Obey is not alone. Republicans have targeted two other veteran Democratic bulls for defeat: House Armed Services Committee Chairman Ike Skelton of Missouri and Budget Committee Chairman John Spratt of South Carolina. Republican insiders tell me that they are broadening their target list to include other Democrats who were once considered safe but whom polls now show to be in trouble.
Obey's decision could trigger other House Democratic departures in the weeks to come. He is the 17th Democrat who is leaving at the end of this year. Until relatively recently, election trackers were putting the GOP's House gains at around 30 seats, 10 shy of taking over the chamber.
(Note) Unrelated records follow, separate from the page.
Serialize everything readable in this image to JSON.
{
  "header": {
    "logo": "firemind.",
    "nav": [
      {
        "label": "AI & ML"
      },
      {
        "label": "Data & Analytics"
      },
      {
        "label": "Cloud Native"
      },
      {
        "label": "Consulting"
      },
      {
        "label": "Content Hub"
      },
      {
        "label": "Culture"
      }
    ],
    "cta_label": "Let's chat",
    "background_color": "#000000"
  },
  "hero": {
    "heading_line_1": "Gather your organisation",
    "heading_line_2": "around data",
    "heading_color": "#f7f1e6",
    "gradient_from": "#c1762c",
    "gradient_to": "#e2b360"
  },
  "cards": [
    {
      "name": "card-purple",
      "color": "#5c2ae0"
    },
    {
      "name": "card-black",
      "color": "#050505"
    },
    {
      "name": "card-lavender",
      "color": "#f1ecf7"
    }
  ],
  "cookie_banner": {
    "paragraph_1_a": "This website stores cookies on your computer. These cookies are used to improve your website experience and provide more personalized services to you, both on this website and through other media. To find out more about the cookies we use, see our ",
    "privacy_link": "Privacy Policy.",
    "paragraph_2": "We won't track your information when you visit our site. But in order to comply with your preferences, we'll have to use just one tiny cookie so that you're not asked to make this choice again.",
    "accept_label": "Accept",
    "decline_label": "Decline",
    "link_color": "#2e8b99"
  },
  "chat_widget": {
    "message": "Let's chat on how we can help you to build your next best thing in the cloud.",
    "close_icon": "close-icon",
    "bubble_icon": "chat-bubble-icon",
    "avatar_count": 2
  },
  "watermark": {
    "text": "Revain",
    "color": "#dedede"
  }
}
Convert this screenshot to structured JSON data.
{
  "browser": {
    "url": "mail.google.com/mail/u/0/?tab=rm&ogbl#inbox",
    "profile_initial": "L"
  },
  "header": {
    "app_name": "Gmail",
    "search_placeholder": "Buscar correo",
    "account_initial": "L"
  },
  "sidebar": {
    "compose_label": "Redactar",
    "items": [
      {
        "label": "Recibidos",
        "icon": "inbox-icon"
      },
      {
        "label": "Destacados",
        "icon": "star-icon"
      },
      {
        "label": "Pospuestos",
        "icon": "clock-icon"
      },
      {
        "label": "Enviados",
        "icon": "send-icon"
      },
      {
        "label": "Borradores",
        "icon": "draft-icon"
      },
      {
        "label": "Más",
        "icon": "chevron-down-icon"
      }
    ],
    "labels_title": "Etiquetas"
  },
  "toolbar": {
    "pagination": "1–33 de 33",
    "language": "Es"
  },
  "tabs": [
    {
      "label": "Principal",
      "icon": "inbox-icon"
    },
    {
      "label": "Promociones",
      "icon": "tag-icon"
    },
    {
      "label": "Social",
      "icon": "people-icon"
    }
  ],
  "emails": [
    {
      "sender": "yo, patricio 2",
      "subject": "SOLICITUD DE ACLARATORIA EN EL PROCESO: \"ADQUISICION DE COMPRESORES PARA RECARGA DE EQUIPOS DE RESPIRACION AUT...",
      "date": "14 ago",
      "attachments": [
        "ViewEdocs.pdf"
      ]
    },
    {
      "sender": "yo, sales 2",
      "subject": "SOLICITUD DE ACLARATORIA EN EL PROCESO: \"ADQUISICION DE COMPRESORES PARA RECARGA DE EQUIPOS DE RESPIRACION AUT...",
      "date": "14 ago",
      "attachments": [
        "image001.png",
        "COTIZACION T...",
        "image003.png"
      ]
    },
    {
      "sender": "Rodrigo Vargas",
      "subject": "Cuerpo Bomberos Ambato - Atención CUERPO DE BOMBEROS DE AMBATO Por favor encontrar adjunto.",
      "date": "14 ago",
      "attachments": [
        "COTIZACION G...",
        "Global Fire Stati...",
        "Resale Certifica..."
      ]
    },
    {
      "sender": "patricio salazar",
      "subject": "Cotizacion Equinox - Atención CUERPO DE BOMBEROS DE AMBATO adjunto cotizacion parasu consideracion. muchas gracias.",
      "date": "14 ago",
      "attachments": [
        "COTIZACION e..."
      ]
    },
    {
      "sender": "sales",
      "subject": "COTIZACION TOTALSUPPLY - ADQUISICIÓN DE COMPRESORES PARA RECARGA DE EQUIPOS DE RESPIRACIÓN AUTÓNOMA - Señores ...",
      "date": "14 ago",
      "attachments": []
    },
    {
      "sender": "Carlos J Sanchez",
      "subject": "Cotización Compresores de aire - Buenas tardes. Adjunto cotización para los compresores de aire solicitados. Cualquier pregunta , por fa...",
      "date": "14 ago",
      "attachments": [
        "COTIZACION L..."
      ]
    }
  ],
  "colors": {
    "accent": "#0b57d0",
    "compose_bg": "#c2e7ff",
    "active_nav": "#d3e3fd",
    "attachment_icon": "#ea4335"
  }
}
But now some think a gain of around 40 seats is no longer unthinkable.
Obey insisted he could win re-election, but some think that is just so much bravado. He "thinks the Democrats will lose the House and he doesn't want to go back into the minority. I wonder how many of his colleagues are having similar thoughts right now," wrote The Weekly Standard's John McCormack. Time magazine's Jay Newton-Small is calling this "a troubling sign for House Speaker Nancy Pelosi for whom retention of the House grows more difficult with each retirement."From the beginning of this election cycle, when the party in power historically loses seats in Congress, the Democrats have been in a downward slide. One after another, top office holders have rejected White House pleas to run in key races, concluding that the mood of the voters in the age of Obama has turned strongly against their party. Two off-year gubernatorial Republican victories in Virginia and heavily Democratic New Jersey, followed by the GOP's takeover of Edward Kennedy's seat in Massachusetts, were a warm-up for this year's midterms, when Democrats are expected to lose at least six governorships and easily half a dozen seats in the Senate.
Senate election polls showed Republican challengers leading in Senate contests in Illinois, Delaware, New Hampshire, Indiana, Ohio, Pennsylvania, Missouri, Arkansas and Colorado. And Democratic incumbents were struggling in California and Washington state.
The depth of the Democrats' troubles is especially visible in the battle for retiring Indiana Sen. Evan Bayh's seat. Democratic Rep. Brad Ellsworth's support "remains stuck in the low 30s," according to the latest Rasmussen poll. Former Sen. Dan Coats, who won the GOP primary Tuesday, is drawing 54 percent support, up five points from last month.
Driving Democratic headwinds in Indiana and elsewhere, besides economic woes, is Barack Obama's unpopular health care law. The Rasmussen poll of likely Indiana voters finds 65 percent favor repealing the new law that Ellsworth supported. A mere 29 percent oppose repeal.
Polls show voters planning to vote Republican are much more intense in their views than Democrats. Midterm elections traditionally draw lower turnout than presidential-year elections, and that will be the case this time, too. This is why Democrats and the White House are suddenly turning up the heat on an immigration-reform bill in hopes that it will re-energize minority voters, especially the large Hispanic vote, and boost party turnout. But this defensive political ploy is too clever by half. Anger over a weak, jobless recovery, an unpopular government takeover of the nation's health care system, a monstrous debt that will grow by $1.6 trillion this year alone, and rising taxes are spawning an anti-incumbent wave that now threatens to effectively topple Democratic control of Congress.